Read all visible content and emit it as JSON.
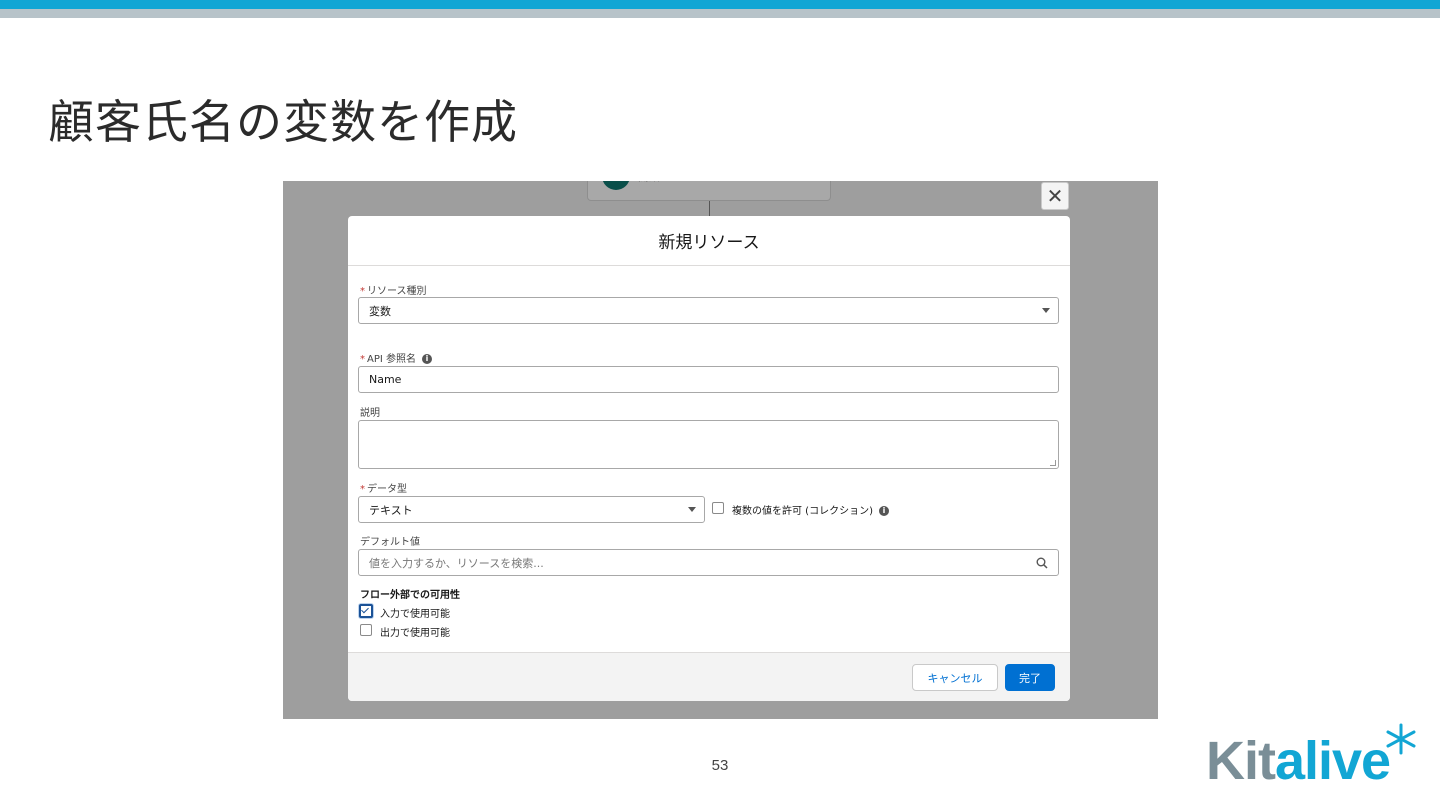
{
  "slide": {
    "title": "顧客氏名の変数を作成",
    "page_number": "53",
    "logo": {
      "part1": "Kit",
      "part2": "alive",
      "star": "*"
    }
  },
  "canvas": {
    "start_label": "開始"
  },
  "modal": {
    "title": "新規リソース",
    "resource_type": {
      "label": "リソース種別",
      "value": "変数"
    },
    "api_name": {
      "label": "API 参照名",
      "value": "Name"
    },
    "description": {
      "label": "説明",
      "value": ""
    },
    "data_type": {
      "label": "データ型",
      "value": "テキスト"
    },
    "allow_multiple": {
      "label": "複数の値を許可 (コレクション)",
      "checked": false
    },
    "default_value": {
      "label": "デフォルト値",
      "placeholder": "値を入力するか、リソースを検索..."
    },
    "availability": {
      "title": "フロー外部での可用性",
      "input": {
        "label": "入力で使用可能",
        "checked": true
      },
      "output": {
        "label": "出力で使用可能",
        "checked": false
      }
    },
    "buttons": {
      "cancel": "キャンセル",
      "done": "完了"
    },
    "required_mark": "*"
  },
  "colors": {
    "accent": "#12a6d4",
    "brand_button": "#0070d2",
    "overlay": "#9e9e9e"
  }
}
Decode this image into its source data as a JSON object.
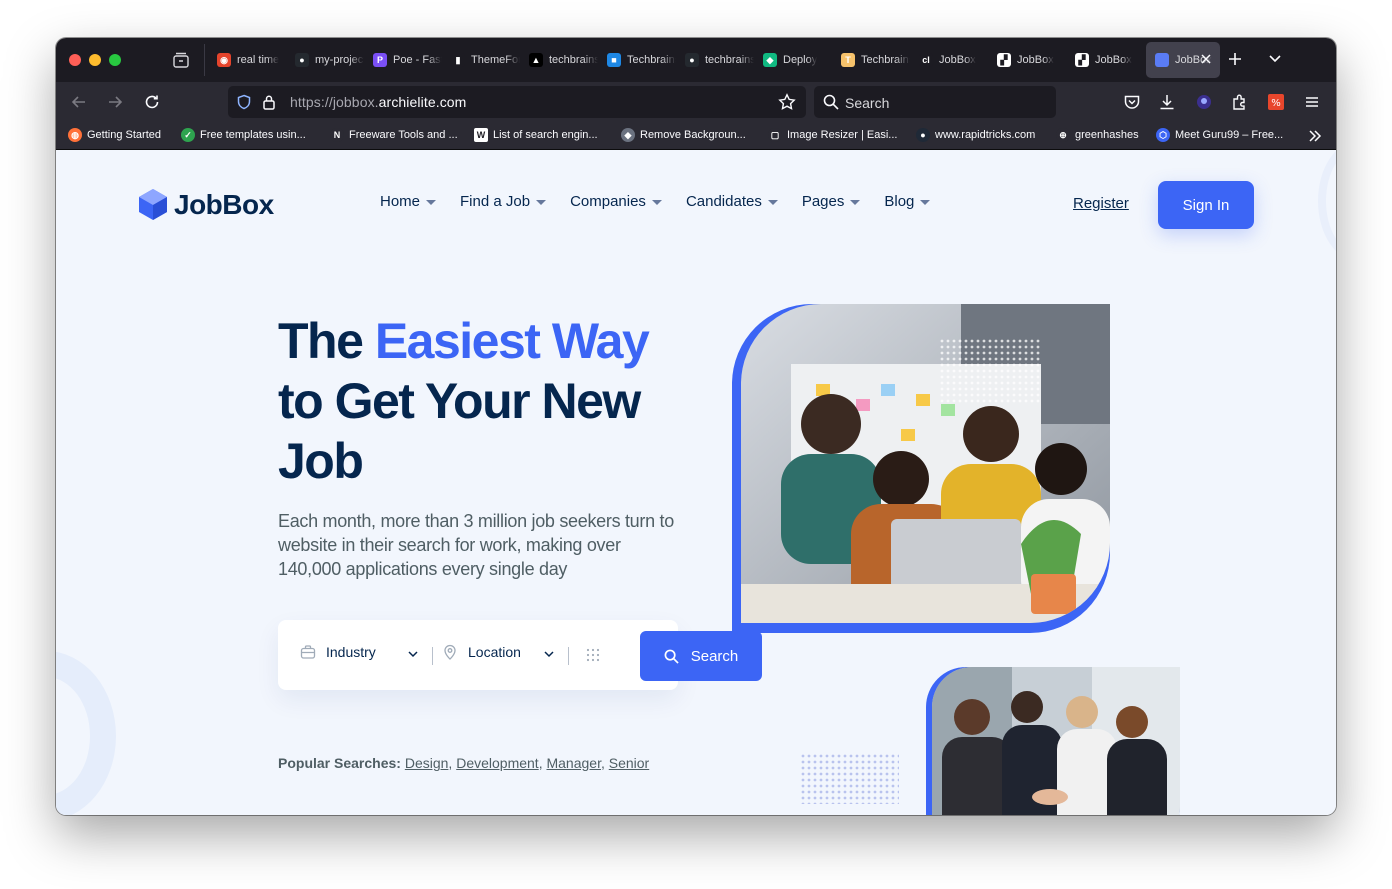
{
  "browser": {
    "tabs": [
      {
        "label": "real time",
        "color": "#e5442c",
        "glyph": "◉"
      },
      {
        "label": "my-project",
        "color": "#24292f",
        "glyph": "●"
      },
      {
        "label": "Poe - Fast",
        "color": "#7a4ff5",
        "glyph": "P"
      },
      {
        "label": "ThemeForest",
        "color": "#1c1b22",
        "glyph": "▮"
      },
      {
        "label": "techbrains",
        "color": "#000000",
        "glyph": "▲"
      },
      {
        "label": "Techbrains",
        "color": "#1e88e5",
        "glyph": "■"
      },
      {
        "label": "techbrains",
        "color": "#24292f",
        "glyph": "●"
      },
      {
        "label": "Deploy",
        "color": "#10b981",
        "glyph": "◆"
      },
      {
        "label": "Techbrains",
        "color": "#f6c26b",
        "glyph": "T"
      },
      {
        "label": "JobBox",
        "color": "#1c1b22",
        "glyph": "cl"
      },
      {
        "label": "JobBox",
        "color": "#ffffff",
        "glyph": "▞"
      },
      {
        "label": "JobBox",
        "color": "#ffffff",
        "glyph": "▞"
      }
    ],
    "active_tab": {
      "label": "JobBox",
      "color": "#5a7cf5"
    },
    "url_prefix": "https://jobbox.",
    "url_domain": "archielite.com",
    "search_placeholder": "Search",
    "bookmarks": [
      {
        "label": "Getting Started",
        "color": "#ff7139",
        "glyph": "◍"
      },
      {
        "label": "Free templates usin...",
        "color": "#2ea44f",
        "glyph": "✓"
      },
      {
        "label": "Freeware Tools and ...",
        "color": "#2b2a33",
        "glyph": "N"
      },
      {
        "label": "List of search engin...",
        "color": "#ffffff",
        "glyph": "W"
      },
      {
        "label": "Remove Backgroun...",
        "color": "#6b7280",
        "glyph": "◆"
      },
      {
        "label": "Image Resizer | Easi...",
        "color": "#2b2a33",
        "glyph": "▢"
      },
      {
        "label": "www.rapidtricks.com",
        "color": "#1f2937",
        "glyph": "●"
      },
      {
        "label": "greenhashes",
        "color": "#2b2a33",
        "glyph": "⊕"
      },
      {
        "label": "Meet Guru99 – Free...",
        "color": "#3c65f5",
        "glyph": "⬡"
      }
    ]
  },
  "site": {
    "logo": "JobBox",
    "nav": [
      "Home",
      "Find a Job",
      "Companies",
      "Candidates",
      "Pages",
      "Blog"
    ],
    "register": "Register",
    "signin": "Sign In",
    "hero": {
      "title_plain": "The",
      "title_accent": "Easiest Way",
      "title_rest": "to Get Your New Job",
      "subtitle": "Each month, more than 3 million job seekers turn to website in their search for work, making over 140,000 applications every single day"
    },
    "search": {
      "industry": "Industry",
      "location": "Location",
      "button": "Search"
    },
    "popular": {
      "label": "Popular Searches:",
      "tags": [
        "Design",
        "Development",
        "Manager",
        "Senior"
      ]
    }
  },
  "colors": {
    "brand": "#3c65f5",
    "heading": "#05264e",
    "text": "#4f5e64",
    "page_bg": "#f2f6fd"
  }
}
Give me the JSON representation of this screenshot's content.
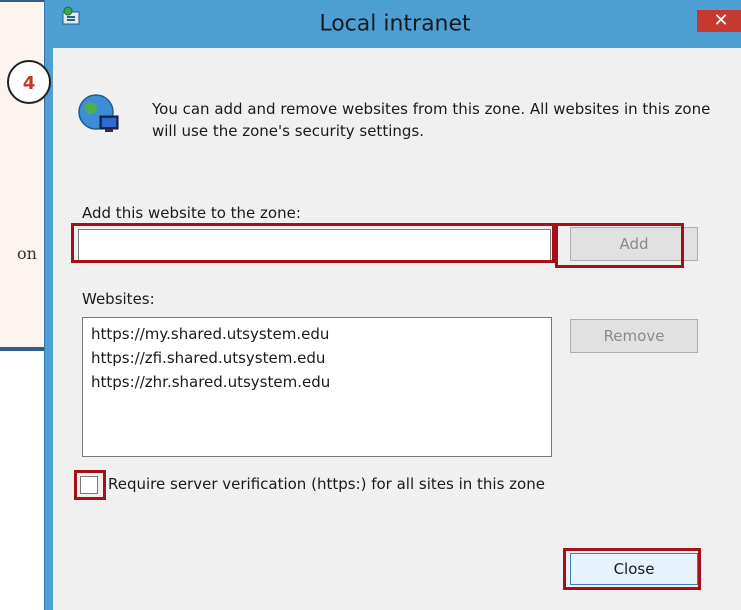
{
  "background": {
    "partial_text": "on",
    "step_number": "4"
  },
  "window": {
    "title": "Local intranet",
    "close_glyph": "✕",
    "icon": "zone-icon"
  },
  "intro": {
    "icon": "globe-computer-icon",
    "text": "You can add and remove websites from this zone. All websites in this zone will use the zone's security settings."
  },
  "add_section": {
    "label": "Add this website to the zone:",
    "input_value": "",
    "add_button": "Add"
  },
  "websites": {
    "label": "Websites:",
    "items": [
      "https://my.shared.utsystem.edu",
      "https://zfi.shared.utsystem.edu",
      "https://zhr.shared.utsystem.edu"
    ],
    "remove_button": "Remove"
  },
  "require_verification": {
    "label": "Require server verification (https:) for all sites in this zone",
    "checked": false
  },
  "footer": {
    "close_button": "Close"
  },
  "colors": {
    "title_bar": "#4e9fd4",
    "close_button_bg": "#c7382f",
    "highlight": "#a50f1a",
    "panel_bg": "#f0f0f0"
  }
}
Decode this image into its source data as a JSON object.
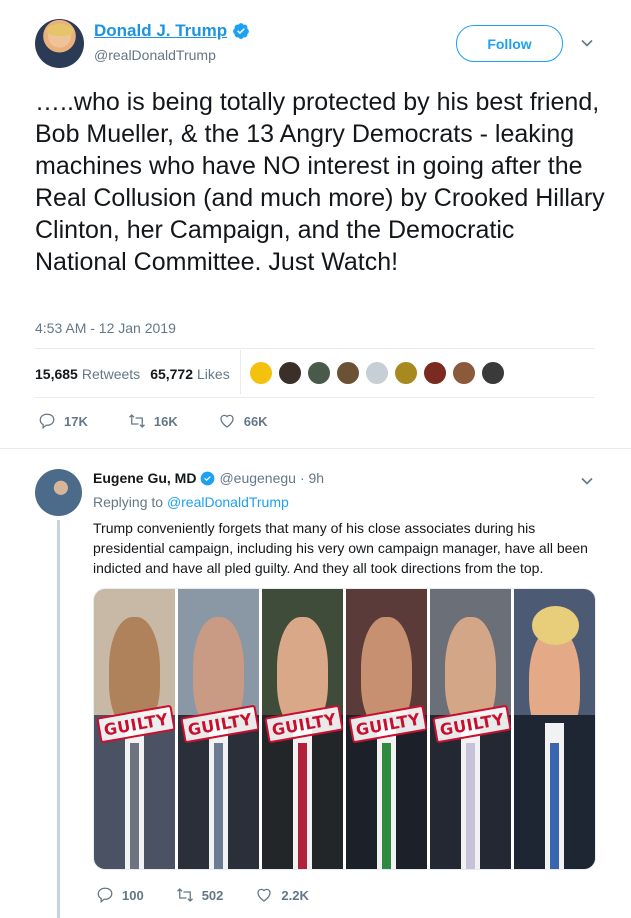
{
  "tweet": {
    "author_name": "Donald J. Trump",
    "handle": "@realDonaldTrump",
    "follow_label": "Follow",
    "text": "…..who is being totally protected by his best friend, Bob Mueller, & the 13 Angry Democrats - leaking machines who have NO interest in going after the Real Collusion (and much more) by Crooked Hillary Clinton, her Campaign, and the Democratic National Committee. Just Watch!",
    "timestamp": "4:53 AM - 12 Jan 2019",
    "retweets_count": "15,685",
    "retweets_label": "Retweets",
    "likes_count": "65,772",
    "likes_label": "Likes",
    "actions": {
      "replies": "17K",
      "retweets": "16K",
      "likes": "66K"
    }
  },
  "likers": [
    {
      "color": "#f4c20d",
      "icon": "emoji-avatar"
    },
    {
      "color": "#3b2f2a",
      "icon": "user-avatar"
    },
    {
      "color": "#4a5a4a",
      "icon": "user-avatar"
    },
    {
      "color": "#6b5234",
      "icon": "user-avatar"
    },
    {
      "color": "#c6ced6",
      "icon": "default-avatar"
    },
    {
      "color": "#a8891f",
      "icon": "user-avatar"
    },
    {
      "color": "#7a2a1e",
      "icon": "user-avatar"
    },
    {
      "color": "#8a5a3a",
      "icon": "user-avatar"
    },
    {
      "color": "#3a3a3a",
      "icon": "user-avatar"
    }
  ],
  "reply": {
    "author_name": "Eugene Gu, MD",
    "handle": "@eugenegu",
    "time": "· 9h",
    "replying_prefix": "Replying to",
    "replying_to": "@realDonaldTrump",
    "text": "Trump conveniently forgets that many of his close associates during his presidential campaign, including his very own campaign manager, have all been indicted and have all pled guilty. And they all took directions from the top.",
    "stamp_text": "GUILTY",
    "actions": {
      "replies": "100",
      "retweets": "502",
      "likes": "2.2K"
    }
  },
  "colors": {
    "accent": "#1da1f2",
    "name_link": "#1c94e0",
    "muted": "#657786",
    "stamp": "#c8102e"
  }
}
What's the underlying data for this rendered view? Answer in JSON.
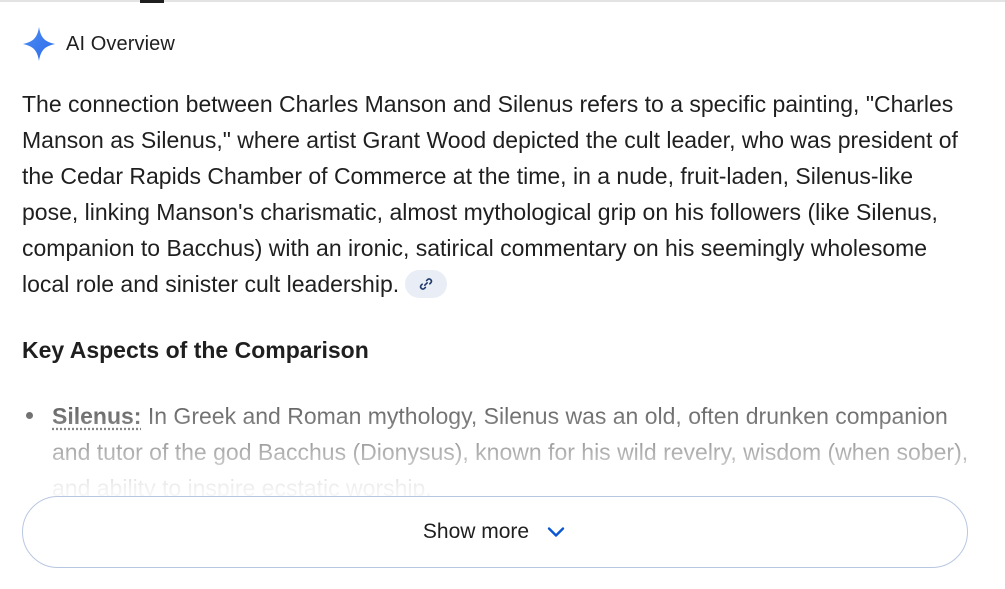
{
  "header": {
    "icon": "ai-sparkle-icon",
    "title": "AI Overview"
  },
  "overview": {
    "paragraph": "The connection between Charles Manson and Silenus refers to a specific painting, \"Charles Manson as Silenus,\" where artist Grant Wood depicted the cult leader, who was president of the Cedar Rapids Chamber of Commerce at the time, in a nude, fruit-laden, Silenus-like pose, linking Manson's charismatic, almost mythological grip on his followers (like Silenus, companion to Bacchus) with an ironic, satirical commentary on his seemingly wholesome local role and sinister cult leadership.",
    "citation_icon": "link-icon"
  },
  "section": {
    "heading": "Key Aspects of the Comparison"
  },
  "bullets": [
    {
      "term": "Silenus:",
      "text": " In Greek and Roman mythology, Silenus was an old, often drunken companion and tutor of the god Bacchus (Dionysus), known for his wild revelry, wisdom (when sober), and ability to inspire ecstatic worship."
    }
  ],
  "show_more": {
    "label": "Show more",
    "icon": "chevron-down-icon"
  },
  "colors": {
    "sparkle_blue": "#4285f4",
    "chip_background": "#e9eef6",
    "chevron_blue": "#0b57d0",
    "button_border": "#b8c7e0",
    "text": "#1f1f1f"
  }
}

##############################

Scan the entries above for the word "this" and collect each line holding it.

• [Answer box]:
Decode this image into its source data as a JSON object.
Give me the JSON representation of this screenshot's content.
    "text": "You can add and remove websites from this zone. All websites in this zone will use the zone's security settings."
    "label": "Add this website to the zone:",
    "label": "Require server verification (https:) for all sites in this zone",
Decode this image into its source data as a JSON object.
What's the underlying data for this rendered view? Answer in JSON.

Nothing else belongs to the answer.